Provided entries:
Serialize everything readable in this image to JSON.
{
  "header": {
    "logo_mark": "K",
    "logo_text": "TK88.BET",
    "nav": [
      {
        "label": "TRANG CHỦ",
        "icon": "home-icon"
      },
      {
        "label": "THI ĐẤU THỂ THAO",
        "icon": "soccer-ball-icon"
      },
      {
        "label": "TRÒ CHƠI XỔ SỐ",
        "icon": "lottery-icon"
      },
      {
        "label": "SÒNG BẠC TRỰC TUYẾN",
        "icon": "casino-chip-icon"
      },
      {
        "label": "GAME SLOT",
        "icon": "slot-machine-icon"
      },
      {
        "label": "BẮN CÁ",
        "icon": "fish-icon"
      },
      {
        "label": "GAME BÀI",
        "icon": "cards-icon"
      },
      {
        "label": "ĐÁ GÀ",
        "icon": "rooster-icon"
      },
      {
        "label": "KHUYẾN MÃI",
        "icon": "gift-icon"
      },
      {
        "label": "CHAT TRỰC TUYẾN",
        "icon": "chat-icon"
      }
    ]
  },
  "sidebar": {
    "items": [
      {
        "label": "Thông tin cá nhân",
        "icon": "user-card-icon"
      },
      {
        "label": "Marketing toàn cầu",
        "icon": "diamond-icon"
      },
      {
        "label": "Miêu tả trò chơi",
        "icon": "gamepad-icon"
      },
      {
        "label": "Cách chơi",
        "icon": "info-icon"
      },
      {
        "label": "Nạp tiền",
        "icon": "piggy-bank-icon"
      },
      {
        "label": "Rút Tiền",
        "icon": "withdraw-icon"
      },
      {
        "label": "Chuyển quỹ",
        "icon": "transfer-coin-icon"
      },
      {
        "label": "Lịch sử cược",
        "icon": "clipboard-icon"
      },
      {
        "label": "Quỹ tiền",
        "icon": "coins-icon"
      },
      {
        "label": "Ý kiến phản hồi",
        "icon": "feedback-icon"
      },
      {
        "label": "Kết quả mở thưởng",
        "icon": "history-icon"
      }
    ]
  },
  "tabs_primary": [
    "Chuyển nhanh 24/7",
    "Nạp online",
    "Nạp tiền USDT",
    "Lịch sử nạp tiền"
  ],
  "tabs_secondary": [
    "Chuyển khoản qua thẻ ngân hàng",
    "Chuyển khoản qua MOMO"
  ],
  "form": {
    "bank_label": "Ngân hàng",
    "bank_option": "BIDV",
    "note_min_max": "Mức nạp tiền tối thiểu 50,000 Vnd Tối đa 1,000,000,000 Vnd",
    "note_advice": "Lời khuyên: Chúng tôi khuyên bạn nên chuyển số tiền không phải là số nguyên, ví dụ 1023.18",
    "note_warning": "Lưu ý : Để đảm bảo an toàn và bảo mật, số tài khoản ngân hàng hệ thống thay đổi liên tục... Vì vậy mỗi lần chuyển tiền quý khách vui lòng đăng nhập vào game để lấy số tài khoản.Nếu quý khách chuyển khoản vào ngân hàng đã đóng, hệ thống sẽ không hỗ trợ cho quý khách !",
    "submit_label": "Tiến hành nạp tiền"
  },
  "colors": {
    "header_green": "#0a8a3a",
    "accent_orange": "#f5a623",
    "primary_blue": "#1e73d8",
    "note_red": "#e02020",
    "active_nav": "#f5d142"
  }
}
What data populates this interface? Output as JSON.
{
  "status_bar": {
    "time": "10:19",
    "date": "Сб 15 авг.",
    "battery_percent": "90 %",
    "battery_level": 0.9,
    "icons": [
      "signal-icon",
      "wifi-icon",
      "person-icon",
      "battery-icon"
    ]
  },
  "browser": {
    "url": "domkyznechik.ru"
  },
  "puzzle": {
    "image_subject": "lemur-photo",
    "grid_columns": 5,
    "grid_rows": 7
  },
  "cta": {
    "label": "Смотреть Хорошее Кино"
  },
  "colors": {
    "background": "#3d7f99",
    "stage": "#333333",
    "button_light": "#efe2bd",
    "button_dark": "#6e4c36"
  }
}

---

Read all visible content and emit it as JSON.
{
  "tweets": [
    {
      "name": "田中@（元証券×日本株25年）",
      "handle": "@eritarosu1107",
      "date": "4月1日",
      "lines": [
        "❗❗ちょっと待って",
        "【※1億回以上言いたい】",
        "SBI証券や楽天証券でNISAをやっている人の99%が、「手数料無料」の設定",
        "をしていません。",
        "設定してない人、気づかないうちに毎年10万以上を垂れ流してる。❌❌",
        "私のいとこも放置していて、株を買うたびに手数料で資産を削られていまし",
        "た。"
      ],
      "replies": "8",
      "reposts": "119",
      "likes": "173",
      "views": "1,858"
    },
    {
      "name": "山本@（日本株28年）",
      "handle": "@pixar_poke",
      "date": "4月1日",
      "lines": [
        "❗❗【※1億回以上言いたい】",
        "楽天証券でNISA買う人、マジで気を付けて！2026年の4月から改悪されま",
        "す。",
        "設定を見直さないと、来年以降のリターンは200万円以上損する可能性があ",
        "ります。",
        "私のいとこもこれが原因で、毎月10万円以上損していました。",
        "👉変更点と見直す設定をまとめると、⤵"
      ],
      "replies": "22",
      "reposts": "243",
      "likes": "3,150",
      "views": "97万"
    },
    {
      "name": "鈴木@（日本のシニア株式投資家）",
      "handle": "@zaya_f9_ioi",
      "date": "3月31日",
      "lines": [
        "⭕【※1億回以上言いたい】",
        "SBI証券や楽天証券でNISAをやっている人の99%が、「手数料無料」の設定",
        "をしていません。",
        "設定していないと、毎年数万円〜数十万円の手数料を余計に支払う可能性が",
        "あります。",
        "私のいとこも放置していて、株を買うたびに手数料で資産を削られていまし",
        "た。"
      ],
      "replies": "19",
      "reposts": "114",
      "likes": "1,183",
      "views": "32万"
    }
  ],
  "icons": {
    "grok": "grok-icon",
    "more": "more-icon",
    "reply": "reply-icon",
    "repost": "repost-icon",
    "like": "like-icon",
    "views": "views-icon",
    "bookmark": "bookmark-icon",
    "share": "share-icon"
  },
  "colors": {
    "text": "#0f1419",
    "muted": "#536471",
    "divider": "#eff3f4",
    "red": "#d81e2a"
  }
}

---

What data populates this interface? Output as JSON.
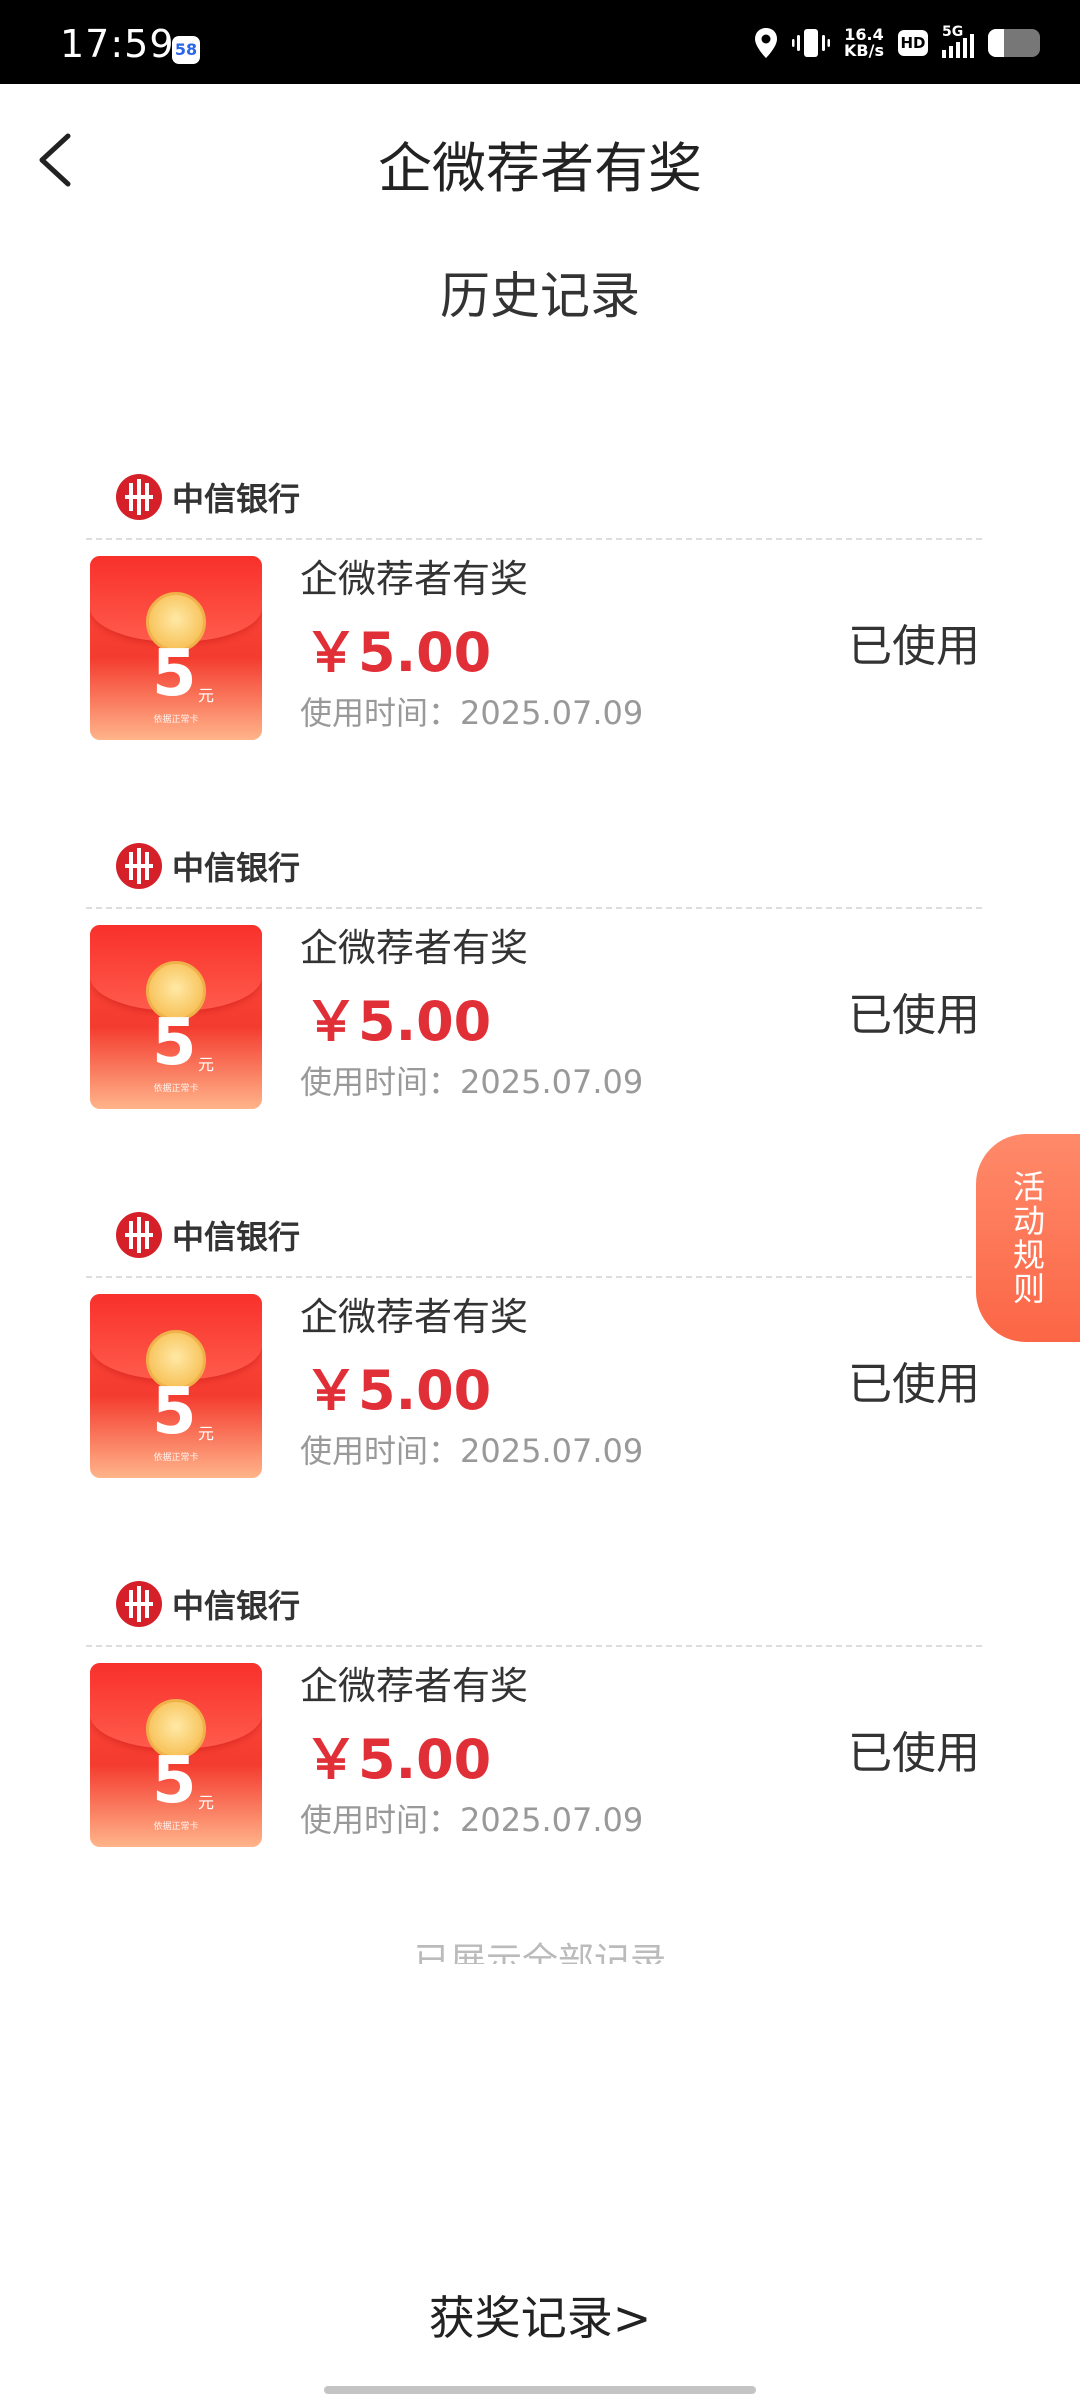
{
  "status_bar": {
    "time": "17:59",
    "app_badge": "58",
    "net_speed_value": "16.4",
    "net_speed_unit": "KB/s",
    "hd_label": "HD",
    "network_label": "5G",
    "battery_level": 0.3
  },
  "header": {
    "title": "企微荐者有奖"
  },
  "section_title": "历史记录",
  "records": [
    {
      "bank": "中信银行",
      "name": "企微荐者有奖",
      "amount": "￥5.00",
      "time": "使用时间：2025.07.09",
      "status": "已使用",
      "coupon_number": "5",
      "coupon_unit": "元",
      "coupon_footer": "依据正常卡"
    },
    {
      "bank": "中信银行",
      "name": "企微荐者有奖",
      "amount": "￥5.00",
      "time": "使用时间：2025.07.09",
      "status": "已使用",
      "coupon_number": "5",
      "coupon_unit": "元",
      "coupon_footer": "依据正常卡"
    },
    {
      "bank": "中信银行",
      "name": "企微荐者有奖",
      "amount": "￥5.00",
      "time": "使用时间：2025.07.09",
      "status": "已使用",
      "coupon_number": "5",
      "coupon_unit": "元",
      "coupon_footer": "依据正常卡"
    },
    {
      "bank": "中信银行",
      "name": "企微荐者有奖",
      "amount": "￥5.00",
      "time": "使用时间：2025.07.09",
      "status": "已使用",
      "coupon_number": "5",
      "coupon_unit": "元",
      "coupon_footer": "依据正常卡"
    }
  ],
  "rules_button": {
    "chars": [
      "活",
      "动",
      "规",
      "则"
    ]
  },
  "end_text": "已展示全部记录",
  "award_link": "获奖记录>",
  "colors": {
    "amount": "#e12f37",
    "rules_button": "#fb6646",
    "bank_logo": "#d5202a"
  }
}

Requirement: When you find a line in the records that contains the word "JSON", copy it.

Reply to the task:
Serialize everything readable in this image to JSON.
What data populates this interface? Output as JSON.
Read all visible content and emit it as JSON.
What data populates this interface? Output as JSON.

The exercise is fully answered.